Fact Two. One quarter of homeless people are children
HUD reports that on any given night over 138,000 of the homeless in the US are children under the age of 18. Thousands of these homeless children are unaccompanied according to HUD. Another federal program, No Child Left Behind, defines homeless children more broadly and includes not just those living in shelters or transitional housing but also those who are sharing the housing of other persons due to economic hardship, living in cars, parks, bus or train stations, or awaiting foster care placement. Under this definition, the National Center for Homeless Education reported in September 2014 that local school districts reported there are over one million homeless children in public schools.
Fact Three. Tens of thousands of veterans are homeless
Over 57,000 veterans are homeless each night. Sixty percent of them were in shelters, the rest unsheltered. Nearly 5000 are female.
Fact Four. Domestic violence is a leading cause of homelessness in women
More than 90% of homeless women are victims of severe physical or sexual abuse and escaping that abuse is a leading cause of their homelessness.
Fact Five. Many people are homeless because they cannot afford rent
The lack of affordable housing is a primary cause of homelessness according to the National Law Center on Homelessness and Poverty.
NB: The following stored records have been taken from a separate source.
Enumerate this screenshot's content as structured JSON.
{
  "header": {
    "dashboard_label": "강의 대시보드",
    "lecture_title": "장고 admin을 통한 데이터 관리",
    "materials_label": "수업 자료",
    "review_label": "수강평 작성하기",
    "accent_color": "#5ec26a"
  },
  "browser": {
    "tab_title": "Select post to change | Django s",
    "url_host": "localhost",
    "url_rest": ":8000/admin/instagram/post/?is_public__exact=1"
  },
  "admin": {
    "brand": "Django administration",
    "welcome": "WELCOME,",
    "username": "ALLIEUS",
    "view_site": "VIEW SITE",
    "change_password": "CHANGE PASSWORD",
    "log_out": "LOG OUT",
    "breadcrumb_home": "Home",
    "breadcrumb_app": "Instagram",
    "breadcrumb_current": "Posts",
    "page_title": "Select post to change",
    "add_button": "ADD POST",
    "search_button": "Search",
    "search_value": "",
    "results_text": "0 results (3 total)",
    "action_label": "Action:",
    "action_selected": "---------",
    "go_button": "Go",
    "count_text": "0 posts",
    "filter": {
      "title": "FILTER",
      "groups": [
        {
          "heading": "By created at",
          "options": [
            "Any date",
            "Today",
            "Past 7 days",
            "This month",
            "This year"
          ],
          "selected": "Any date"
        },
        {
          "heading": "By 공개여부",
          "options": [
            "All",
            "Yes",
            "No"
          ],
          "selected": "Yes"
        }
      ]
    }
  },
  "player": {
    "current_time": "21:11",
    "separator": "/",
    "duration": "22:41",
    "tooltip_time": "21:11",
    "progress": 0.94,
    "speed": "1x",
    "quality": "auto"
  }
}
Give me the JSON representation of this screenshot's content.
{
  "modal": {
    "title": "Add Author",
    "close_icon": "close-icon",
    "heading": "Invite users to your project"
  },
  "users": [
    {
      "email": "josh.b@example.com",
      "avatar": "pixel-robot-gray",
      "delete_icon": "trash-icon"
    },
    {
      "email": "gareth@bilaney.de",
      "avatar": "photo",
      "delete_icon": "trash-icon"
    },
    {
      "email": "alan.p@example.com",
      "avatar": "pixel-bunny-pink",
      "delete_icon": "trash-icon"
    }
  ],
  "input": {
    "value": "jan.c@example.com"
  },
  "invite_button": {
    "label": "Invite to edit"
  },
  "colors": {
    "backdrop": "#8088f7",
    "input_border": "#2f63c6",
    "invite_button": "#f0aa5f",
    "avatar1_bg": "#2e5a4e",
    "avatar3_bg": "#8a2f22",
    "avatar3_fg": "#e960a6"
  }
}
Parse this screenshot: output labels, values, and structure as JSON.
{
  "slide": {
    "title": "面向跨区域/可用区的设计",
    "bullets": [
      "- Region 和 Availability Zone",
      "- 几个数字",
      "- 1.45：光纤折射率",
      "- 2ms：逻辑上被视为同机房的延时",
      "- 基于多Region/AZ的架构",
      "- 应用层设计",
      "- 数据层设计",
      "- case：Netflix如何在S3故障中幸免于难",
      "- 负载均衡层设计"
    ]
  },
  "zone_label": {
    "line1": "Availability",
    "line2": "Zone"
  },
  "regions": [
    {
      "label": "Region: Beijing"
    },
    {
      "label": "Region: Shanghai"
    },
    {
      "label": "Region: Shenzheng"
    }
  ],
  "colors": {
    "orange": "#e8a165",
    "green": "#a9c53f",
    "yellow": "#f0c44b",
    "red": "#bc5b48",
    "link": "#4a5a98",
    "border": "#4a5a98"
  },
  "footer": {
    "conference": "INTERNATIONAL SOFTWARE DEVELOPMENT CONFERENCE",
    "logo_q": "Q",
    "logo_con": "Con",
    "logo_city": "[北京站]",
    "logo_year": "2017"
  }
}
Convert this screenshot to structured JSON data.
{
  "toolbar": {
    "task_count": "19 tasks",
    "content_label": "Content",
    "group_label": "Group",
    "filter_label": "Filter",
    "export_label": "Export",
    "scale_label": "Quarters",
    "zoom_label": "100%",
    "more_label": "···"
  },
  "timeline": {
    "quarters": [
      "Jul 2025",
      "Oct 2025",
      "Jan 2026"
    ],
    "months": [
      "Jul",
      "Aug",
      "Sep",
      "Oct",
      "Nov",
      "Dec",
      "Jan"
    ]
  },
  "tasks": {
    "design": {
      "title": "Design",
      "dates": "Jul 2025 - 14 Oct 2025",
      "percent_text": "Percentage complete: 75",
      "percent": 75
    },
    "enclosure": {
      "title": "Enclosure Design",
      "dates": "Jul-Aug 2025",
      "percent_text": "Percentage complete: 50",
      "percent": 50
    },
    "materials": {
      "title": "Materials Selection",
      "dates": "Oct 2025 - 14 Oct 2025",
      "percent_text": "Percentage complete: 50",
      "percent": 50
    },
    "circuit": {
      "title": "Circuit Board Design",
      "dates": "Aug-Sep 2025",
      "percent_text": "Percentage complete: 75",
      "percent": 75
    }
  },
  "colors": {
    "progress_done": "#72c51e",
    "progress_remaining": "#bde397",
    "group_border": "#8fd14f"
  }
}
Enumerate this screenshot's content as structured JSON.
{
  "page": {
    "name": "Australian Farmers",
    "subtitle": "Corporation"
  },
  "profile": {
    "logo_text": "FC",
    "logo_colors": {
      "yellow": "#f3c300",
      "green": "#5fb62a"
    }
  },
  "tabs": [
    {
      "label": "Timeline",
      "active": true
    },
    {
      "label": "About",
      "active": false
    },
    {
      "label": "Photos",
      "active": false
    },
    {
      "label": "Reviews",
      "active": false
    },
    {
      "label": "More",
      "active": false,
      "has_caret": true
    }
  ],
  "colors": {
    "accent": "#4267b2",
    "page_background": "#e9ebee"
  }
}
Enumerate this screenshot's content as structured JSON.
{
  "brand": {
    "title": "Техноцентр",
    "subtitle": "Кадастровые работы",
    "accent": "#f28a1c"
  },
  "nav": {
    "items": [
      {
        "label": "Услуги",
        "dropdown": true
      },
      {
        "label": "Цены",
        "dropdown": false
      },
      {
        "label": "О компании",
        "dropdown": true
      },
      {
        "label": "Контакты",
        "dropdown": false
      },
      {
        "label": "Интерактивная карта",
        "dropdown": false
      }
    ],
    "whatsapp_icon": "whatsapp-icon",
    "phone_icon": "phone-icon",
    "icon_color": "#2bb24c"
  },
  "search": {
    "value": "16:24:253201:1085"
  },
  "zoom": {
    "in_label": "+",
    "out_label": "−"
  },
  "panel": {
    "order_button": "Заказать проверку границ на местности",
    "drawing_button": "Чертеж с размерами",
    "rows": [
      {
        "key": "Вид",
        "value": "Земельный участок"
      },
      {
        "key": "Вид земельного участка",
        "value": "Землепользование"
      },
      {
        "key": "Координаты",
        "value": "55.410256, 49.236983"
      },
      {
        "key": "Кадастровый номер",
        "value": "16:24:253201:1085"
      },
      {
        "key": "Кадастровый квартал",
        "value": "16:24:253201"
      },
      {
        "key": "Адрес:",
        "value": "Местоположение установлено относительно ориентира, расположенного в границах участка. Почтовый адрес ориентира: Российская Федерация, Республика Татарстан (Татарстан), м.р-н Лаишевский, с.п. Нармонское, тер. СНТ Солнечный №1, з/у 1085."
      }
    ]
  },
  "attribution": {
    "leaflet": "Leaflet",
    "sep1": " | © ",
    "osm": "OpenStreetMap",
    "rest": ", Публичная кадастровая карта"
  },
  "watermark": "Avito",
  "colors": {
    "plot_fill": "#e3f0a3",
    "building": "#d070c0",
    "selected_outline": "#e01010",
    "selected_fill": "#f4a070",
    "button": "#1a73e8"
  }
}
HUD has seen its budget slashed by over 50% in recent decades resulting in the loss of 10,000 units of subsidized low income housing each and every year.
Fact Six. There are fewer places for poor people to rent than before
One eighth of the nation’s supply of low income housing has been permanently lost since 2001. The US needs at least 7 million more affordable apartments for low income families and as a result millions of families spend more than half their monthly income on rent.
Fact Seven. In the last few years millions have lost their homes
Over five million homes have been foreclosed on since 2008, one out of every ten homes with a mortgage. This has caused even more people to search for affordable rental property.
Fact Eight. The Government does not help as much as you think
There is enough public rental assistance to help about one out of every four extremely low income households. Those who do not receive help are on multi-year waiting lists. For example, Charlotte just opened up their applications for public housing assistance for the first time in 14 years and over 10,000 people applied.
Fact Nine. One in five homeless people suffer from untreated severe mental illness
While about 6% of the general population suffers from severe mental illness, 20 to 25% of the homeless suffer from severe mental illness according to government studies. Half of this population self-medicate and are at further risk of addiction and poor physical health. A University of Pennsylvania study tracking nearly 5000 homeless people for two years discovered that investing in comprehensive health support and treatment of physical and mental illnesses is less costly than incarceration, shelter and hospital services for the untreated homeless.
Fact Ten. Cities are increasingly making homelessness a crime
A 2014 survey of 187 cities by the National Law Center on Homelessness & Poverty found: 24% make it a city-wide crime to beg in public; 33% make it illegal to stand around or loiter anyplace in the city; 18% make it a crime to sleep anywhere in public; 43% make it illegal to sleep in your car; and 53% make it illegal to sit or lay down in particular public places. And the number of cities criminalizing homelessness is steadily increasing.
For more information look to the National Law Center on Homelessness & Poverty, the National Center for Homeless Education and the National Coalition on the Homeless.
Bill Quigley teaches law at Loyola University New Orleans. You can reach Bill at firstname.lastname@example.org